* _WHAT YOU HAVE TO DO_
Where does the string "title" appear in the records? Copy each line that holds it.

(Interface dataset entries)
# # # # #

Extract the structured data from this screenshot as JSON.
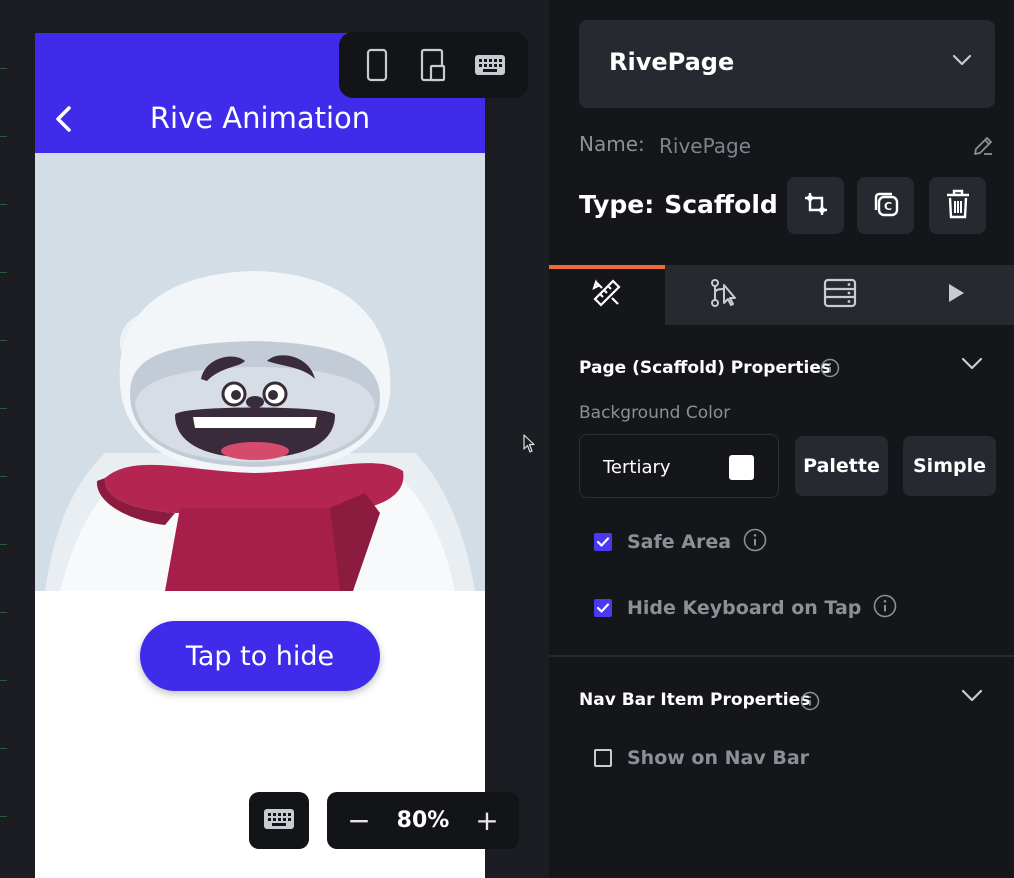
{
  "canvas": {
    "appbar": {
      "title": "Rive Animation",
      "back_icon": "chevron-left-icon",
      "color": "#3f2be9"
    },
    "hero": {
      "image": "polar-bear-illustration",
      "background": "#d3dde5"
    },
    "primary_button": {
      "label": "Tap to hide",
      "color": "#3f2be9"
    },
    "device_toolbar": {
      "icons": [
        "phone-icon",
        "tablet-icon",
        "keyboard-icon"
      ]
    },
    "keyboard_toggle": {
      "icon": "keyboard-icon"
    },
    "zoom": {
      "minus": "−",
      "value": "80%",
      "plus": "+"
    }
  },
  "panel": {
    "page_selector": {
      "value": "RivePage",
      "icon": "chevron-down-icon"
    },
    "name": {
      "label": "Name:",
      "value": "RivePage",
      "icon": "pencil-icon"
    },
    "type": {
      "label": "Type:",
      "value": "Scaffold"
    },
    "actions": [
      "crop-icon",
      "copy-icon",
      "trash-icon"
    ],
    "tabs": [
      {
        "name": "properties",
        "icon": "ruler-pencil-icon",
        "active": true
      },
      {
        "name": "actions",
        "icon": "flow-icon",
        "active": false
      },
      {
        "name": "backend-query",
        "icon": "database-icon",
        "active": false
      },
      {
        "name": "preview",
        "icon": "play-icon",
        "active": false
      }
    ],
    "accent": "#ee6a3e",
    "page_properties": {
      "title": "Page (Scaffold) Properties",
      "background_label": "Background Color",
      "background_value": "Tertiary",
      "swatch_color": "#ffffff",
      "palette_button": "Palette",
      "simple_button": "Simple",
      "safe_area_label": "Safe Area",
      "safe_area_checked": true,
      "hide_keyboard_label": "Hide Keyboard on Tap",
      "hide_keyboard_checked": true
    },
    "nav_bar_properties": {
      "title": "Nav Bar Item Properties",
      "show_label": "Show on Nav Bar",
      "show_checked": false
    }
  }
}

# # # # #

* _TASK SOLUTION_
      "title": "Rive Animation",
      "title": "Page (Scaffold) Properties",
      "title": "Nav Bar Item Properties",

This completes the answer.